by Zoë Gleitsman and Akari Stimler
This book contains a large collection of color film photographs taken in the late 90s-early 2000s of the American South-West. The images portray the stunning colors and unique landscapes that are common in this region of the United States. Terry Falke has had a deep interest in this area for quite some time, and through these photographs, he seeked to portray a relationship between humans and their environment. Specifically, he focused on the desolate desert landscapes of the American South-West. Although none of the images have human subjects, the various structures and composition give each image a human presence.
The collection of photographs in this book are an interesting mix of pure nature scenes and man-made structures intertwined with nature. Many of the photographs are stunning shots of the orange, yellow, and red mountains and desert-scapes that are unique to this region of the U.S. Falke also included many images of scenes that include humans and artificial structures. It’s interesting to see how these structures are placed in this very natural environment. One of the photos that we found to be a good example of Falke’s clever composition is on page 10. This is an image of a plain in New Mexico with a religious advertisement placed next to an adult video store. This photograph seems to directly represent Falke’s intention for this book. The name of the book and the photos in the book are juxtapositions of man and nature, just like the Jesus ad and adult video store are. This truly sheds light on the interesting and very contrasting habits and characteristics of the people who live in this region.
Because we’re both New Yorkers born and raised, the type of setting that is shown in this book is very unfamiliar and fascinating to us both. Even though a large portion of the U.S. looks fairly similar to the environments shown in these images, we are stuck in a nearly 100% man-made bubble. We find these scenes to be beautiful yet lonely and stuck in time.

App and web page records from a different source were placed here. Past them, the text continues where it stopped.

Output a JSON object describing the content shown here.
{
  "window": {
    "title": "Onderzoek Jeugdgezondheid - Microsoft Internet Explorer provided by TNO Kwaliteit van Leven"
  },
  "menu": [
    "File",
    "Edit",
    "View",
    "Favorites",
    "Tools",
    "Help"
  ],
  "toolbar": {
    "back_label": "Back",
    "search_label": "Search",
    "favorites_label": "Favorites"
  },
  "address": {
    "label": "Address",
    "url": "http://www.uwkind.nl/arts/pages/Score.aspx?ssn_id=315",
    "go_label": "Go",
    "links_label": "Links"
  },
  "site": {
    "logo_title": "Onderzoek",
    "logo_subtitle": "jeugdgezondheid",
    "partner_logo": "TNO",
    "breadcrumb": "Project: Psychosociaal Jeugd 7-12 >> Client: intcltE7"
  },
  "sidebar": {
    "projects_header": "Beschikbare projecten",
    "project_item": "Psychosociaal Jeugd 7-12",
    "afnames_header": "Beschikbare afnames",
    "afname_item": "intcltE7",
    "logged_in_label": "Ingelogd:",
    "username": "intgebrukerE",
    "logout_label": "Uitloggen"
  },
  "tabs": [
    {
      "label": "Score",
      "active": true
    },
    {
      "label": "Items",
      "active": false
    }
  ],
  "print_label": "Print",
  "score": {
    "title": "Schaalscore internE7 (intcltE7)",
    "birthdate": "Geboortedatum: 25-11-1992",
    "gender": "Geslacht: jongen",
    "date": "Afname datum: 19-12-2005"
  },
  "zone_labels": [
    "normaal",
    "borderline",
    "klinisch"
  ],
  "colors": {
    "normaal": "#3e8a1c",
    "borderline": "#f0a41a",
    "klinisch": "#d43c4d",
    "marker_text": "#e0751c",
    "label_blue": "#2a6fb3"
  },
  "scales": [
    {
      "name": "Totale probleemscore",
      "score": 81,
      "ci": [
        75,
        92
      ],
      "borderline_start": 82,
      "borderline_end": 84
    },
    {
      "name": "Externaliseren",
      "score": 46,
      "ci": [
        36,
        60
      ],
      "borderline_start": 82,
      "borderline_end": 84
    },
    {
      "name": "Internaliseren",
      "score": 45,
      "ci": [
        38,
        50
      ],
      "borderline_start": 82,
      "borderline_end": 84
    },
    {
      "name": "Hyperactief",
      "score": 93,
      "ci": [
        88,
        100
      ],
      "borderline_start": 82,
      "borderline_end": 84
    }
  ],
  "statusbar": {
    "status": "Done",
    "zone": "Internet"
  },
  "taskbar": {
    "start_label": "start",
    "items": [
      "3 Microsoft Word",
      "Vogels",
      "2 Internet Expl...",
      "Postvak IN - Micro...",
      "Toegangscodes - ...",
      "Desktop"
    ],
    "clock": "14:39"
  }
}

Our city is constantly being updated and modernized, so looking at places that appear very untouched and may seem mundane and normal to a lot of people, is actually very visually interesting to us.
Falke did in an incredible job of photographing this stunning and unique region of the world. He also was able to very comprehensively tell a story and convey his message through these beautiful color photographs.
Akari Stimler and Zoë Gleitsman are Spring 2016 interns at the ICP Library as well as ICP Teen Academy students.
1 thought on “Response to Observations in an Occupied Wilderness by Terry Falke”
I am the current head librarian and I will be deleting this comment, which is xenophobic and petty.